ENTRIES SUPPLIED Block Start

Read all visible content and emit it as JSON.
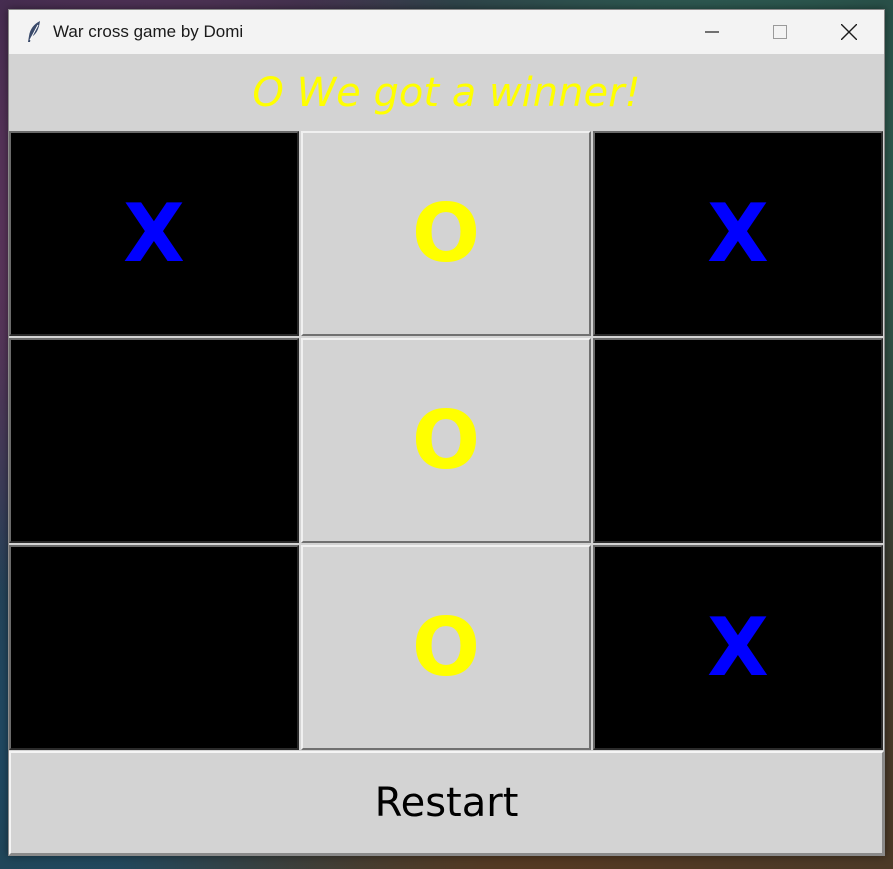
{
  "window": {
    "title": "War cross game by Domi",
    "icon": "feather-icon",
    "controls": [
      "minimize-icon",
      "maximize-icon",
      "close-icon"
    ]
  },
  "status": {
    "text": "O We got a winner!",
    "color": "#ffff00"
  },
  "board": {
    "cells": [
      {
        "mark": "X",
        "bg": "black"
      },
      {
        "mark": "O",
        "bg": "gray"
      },
      {
        "mark": "X",
        "bg": "black"
      },
      {
        "mark": "",
        "bg": "black"
      },
      {
        "mark": "O",
        "bg": "gray"
      },
      {
        "mark": "",
        "bg": "black"
      },
      {
        "mark": "",
        "bg": "black"
      },
      {
        "mark": "O",
        "bg": "gray"
      },
      {
        "mark": "X",
        "bg": "black"
      }
    ],
    "colors": {
      "x": "#0000ff",
      "o": "#ffff00",
      "cell_dark": "#000000",
      "cell_light": "#d3d3d3"
    }
  },
  "restart": {
    "label": "Restart"
  }
}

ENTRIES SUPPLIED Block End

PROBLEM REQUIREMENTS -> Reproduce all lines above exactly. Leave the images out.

EXERCISE ANSWER ->
Read all visible content and emit it as JSON.
{
  "window": {
    "title": "War cross game by Domi",
    "icon": "feather-icon",
    "controls": [
      "minimize-icon",
      "maximize-icon",
      "close-icon"
    ]
  },
  "status": {
    "text": "O We got a winner!",
    "color": "#ffff00"
  },
  "board": {
    "cells": [
      {
        "mark": "X",
        "bg": "black"
      },
      {
        "mark": "O",
        "bg": "gray"
      },
      {
        "mark": "X",
        "bg": "black"
      },
      {
        "mark": "",
        "bg": "black"
      },
      {
        "mark": "O",
        "bg": "gray"
      },
      {
        "mark": "",
        "bg": "black"
      },
      {
        "mark": "",
        "bg": "black"
      },
      {
        "mark": "O",
        "bg": "gray"
      },
      {
        "mark": "X",
        "bg": "black"
      }
    ],
    "colors": {
      "x": "#0000ff",
      "o": "#ffff00",
      "cell_dark": "#000000",
      "cell_light": "#d3d3d3"
    }
  },
  "restart": {
    "label": "Restart"
  }
}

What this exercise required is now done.